MFD has been spared the commercial worries of penetrating untried African markets. With its Trust status and upfront grant money to make movies with a social message, the film makers have been able to shape an alternative box office independenty of meagre movie houses or cash-strapped broadcasters.

Now, as Yellow Card goes into the advanced stages of post-production, the producers are tapping deeper into this vast viewer catchment.

MFD's producer-director of Yellow Card, John Riber, explains the thinking behind this distribution success. "We have learned the hard way. For a lot of producers, traditionally the thinking was: 'If we make a good film, it is going to sell.' That is not true. Make more money available for distribution. On Yellow Card, the breakthrough is (that) we are spending half the budget on a distribution effort."

The film was shot in English, but vernacular dubs in Shona and Ndebele (for Zimbabwe), French and Swahili follow in the year 2000. Theatrical release will be followed by Broadcast on national and satallite television. The final stage will be a barrage of videos as well as supporting training videos, in a dozen more languages, which will become teaching tools about the themes of Yellow Card - the life-choices teenagers face about sex, love, friendship, Aids, pregnancy and responsibility.

Initial target countries are Kenya, Uganda, Tanzania, Zambia and Zimbabwe. The West African market, prone to video piracy, is notoriously difficult to gauge but , Riber says, a test French version of MFD's last film, Everyone's Child, is being "thrown to the wind" in West Africa to see what takes root.

Riber travelled to Dar es Salaam, Nairobi and Kampala early December 1999 with Zimbabwean assistant director and trainee producer, Leo Phiri, to seed the market. They were armed with rough cut copies of Yellow Card to test selected audience responses. The results of these pre-tests show overwhelmingly that viewers are being entertained by Yellow Card and they are also getting the 'message' loud and clear.

The distribution strategy is backed up by publicity materials and a broadcast-quality "Making of..." video called Yellow Fever.

Yellow Fever has been specially targeted at young people. Made by Zimbabwean youngsters and presented by vibrant Zimbabwean DJ, Tich Mataz, with interviews of the teenage stars of the movie, it is a strong marketing weapon to whip up interest prior to and even after the film's official release in April 2000.

Yellow Card is not reliant on box office sales. Theatres are few and far between in Africa. South Africa boasts the most - 1000 screens. Zimbabwe has 35, Kenya 28. The figures tail off to zero for other African countries.

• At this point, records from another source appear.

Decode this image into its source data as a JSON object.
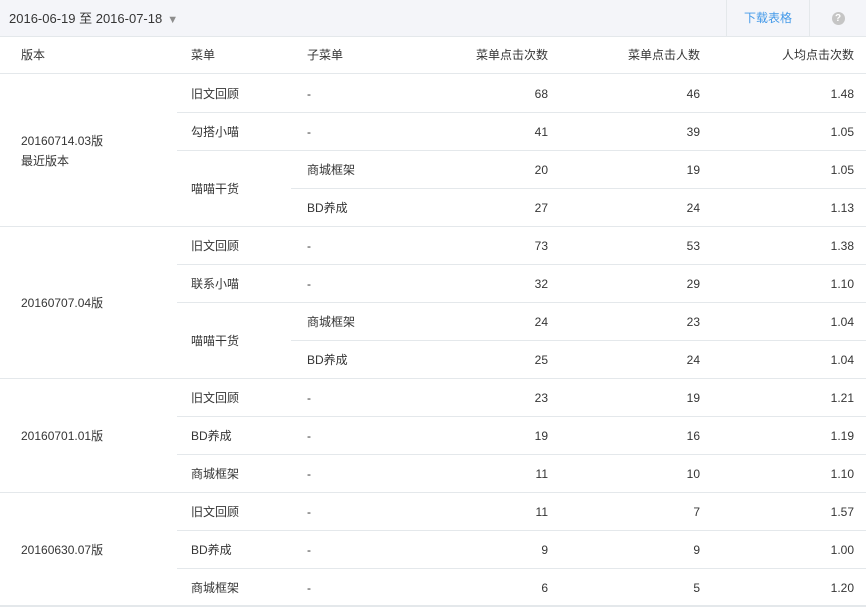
{
  "toolbar": {
    "date_range": "2016-06-19 至 2016-07-18",
    "dropdown_caret": "▼",
    "download_label": "下载表格",
    "help_icon": "?"
  },
  "table": {
    "headers": [
      "版本",
      "菜单",
      "子菜单",
      "菜单点击次数",
      "菜单点击人数",
      "人均点击次数"
    ],
    "groups": [
      {
        "version_lines": [
          "20160714.03版",
          "最近版本"
        ],
        "rows": [
          {
            "menu": "旧文回顾",
            "sub": "-",
            "clicks": "68",
            "users": "46",
            "avg": "1.48"
          },
          {
            "menu": "勾搭小喵",
            "sub": "-",
            "clicks": "41",
            "users": "39",
            "avg": "1.05"
          },
          {
            "menu": "喵喵干货",
            "sub": "商城框架",
            "clicks": "20",
            "users": "19",
            "avg": "1.05"
          },
          {
            "menu": "",
            "sub": "BD养成",
            "clicks": "27",
            "users": "24",
            "avg": "1.13"
          }
        ]
      },
      {
        "version_lines": [
          "20160707.04版"
        ],
        "rows": [
          {
            "menu": "旧文回顾",
            "sub": "-",
            "clicks": "73",
            "users": "53",
            "avg": "1.38"
          },
          {
            "menu": "联系小喵",
            "sub": "-",
            "clicks": "32",
            "users": "29",
            "avg": "1.10"
          },
          {
            "menu": "喵喵干货",
            "sub": "商城框架",
            "clicks": "24",
            "users": "23",
            "avg": "1.04"
          },
          {
            "menu": "",
            "sub": "BD养成",
            "clicks": "25",
            "users": "24",
            "avg": "1.04"
          }
        ]
      },
      {
        "version_lines": [
          "20160701.01版"
        ],
        "rows": [
          {
            "menu": "旧文回顾",
            "sub": "-",
            "clicks": "23",
            "users": "19",
            "avg": "1.21"
          },
          {
            "menu": "BD养成",
            "sub": "-",
            "clicks": "19",
            "users": "16",
            "avg": "1.19"
          },
          {
            "menu": "商城框架",
            "sub": "-",
            "clicks": "11",
            "users": "10",
            "avg": "1.10"
          }
        ]
      },
      {
        "version_lines": [
          "20160630.07版"
        ],
        "rows": [
          {
            "menu": "旧文回顾",
            "sub": "-",
            "clicks": "11",
            "users": "7",
            "avg": "1.57"
          },
          {
            "menu": "BD养成",
            "sub": "-",
            "clicks": "9",
            "users": "9",
            "avg": "1.00"
          },
          {
            "menu": "商城框架",
            "sub": "-",
            "clicks": "6",
            "users": "5",
            "avg": "1.20"
          }
        ]
      }
    ]
  }
}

"To measure the popularity of a film by the number of bums in theatre seats is impossible, " Riber says. "But we know, from our experience with Everyone's Child, that for every video we sell, we reach a thousand people - on average. Now we can say with confidence that a film like Everyone's Child reached 50 million people in its first two years. For US$1 million, that is a pretty good investment."

Because of MFD's success in reaching audiences, Riber strongly believes Yellow Card has been able to break away from the dry and boring confines of "content experts and technocrats who control the message of the film."

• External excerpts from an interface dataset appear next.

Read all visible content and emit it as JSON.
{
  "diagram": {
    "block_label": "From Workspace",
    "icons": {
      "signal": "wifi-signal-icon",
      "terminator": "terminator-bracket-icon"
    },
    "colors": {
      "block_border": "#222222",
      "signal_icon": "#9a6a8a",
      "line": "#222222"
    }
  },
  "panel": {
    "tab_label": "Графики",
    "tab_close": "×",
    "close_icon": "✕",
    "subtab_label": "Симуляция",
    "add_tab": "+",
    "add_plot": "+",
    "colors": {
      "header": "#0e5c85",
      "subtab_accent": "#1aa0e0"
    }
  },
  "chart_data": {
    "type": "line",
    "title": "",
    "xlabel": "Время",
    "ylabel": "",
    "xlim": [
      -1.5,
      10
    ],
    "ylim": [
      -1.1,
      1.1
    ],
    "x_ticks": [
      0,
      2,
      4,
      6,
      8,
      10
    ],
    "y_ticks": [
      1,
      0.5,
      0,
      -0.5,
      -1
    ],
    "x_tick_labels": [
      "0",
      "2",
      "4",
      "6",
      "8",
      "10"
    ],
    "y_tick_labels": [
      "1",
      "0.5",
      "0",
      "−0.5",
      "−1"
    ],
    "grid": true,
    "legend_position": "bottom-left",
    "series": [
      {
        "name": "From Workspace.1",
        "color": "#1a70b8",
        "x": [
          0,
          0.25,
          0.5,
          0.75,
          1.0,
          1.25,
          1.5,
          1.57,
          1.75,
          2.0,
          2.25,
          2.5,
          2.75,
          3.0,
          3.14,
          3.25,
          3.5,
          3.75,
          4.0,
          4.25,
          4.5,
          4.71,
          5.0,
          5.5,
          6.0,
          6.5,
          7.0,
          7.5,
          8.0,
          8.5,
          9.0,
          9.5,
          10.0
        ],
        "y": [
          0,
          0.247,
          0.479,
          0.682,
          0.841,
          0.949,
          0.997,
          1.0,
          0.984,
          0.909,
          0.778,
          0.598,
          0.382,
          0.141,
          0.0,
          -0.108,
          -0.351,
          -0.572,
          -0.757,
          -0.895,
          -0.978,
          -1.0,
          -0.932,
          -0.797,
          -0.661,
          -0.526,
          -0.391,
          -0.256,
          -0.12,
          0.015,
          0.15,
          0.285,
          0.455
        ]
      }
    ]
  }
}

Investors in Yellow Card "recognise we are focused and concerned about the issues, so they give us a lot more freedom, ownership and responsibility. They trust us." Donors are not looking for profit. They want to know the message is getting out to more people. Because of this trust, MFD has been able to capitalise on Yellow Card's entertainment value to make sure this happens.

In Africa, distribution mechanisms are so strapped "Broadcasters won't even pay to land the masters, even if you give it for free", says Riber.

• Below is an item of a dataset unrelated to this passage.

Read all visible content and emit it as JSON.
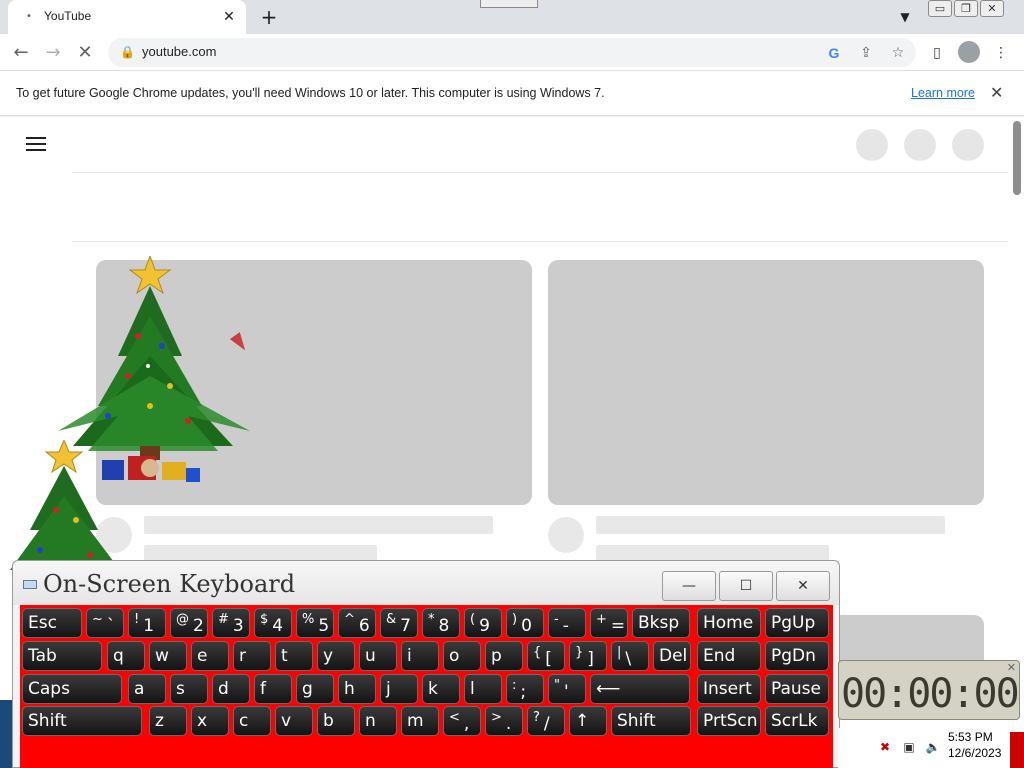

Yellow Card will not be constrained by these factors. The budget already guarantees that the youth of Africa will see it. The indications are that they will also love watching it.

Could Yellow Card be one movie that proves the viability of African-made films? Could MFD's expanding distribution network make the rewards outweigh the commercial risks? John Riber is certainly counting on it: "Yellow Card will set a trend, I hope."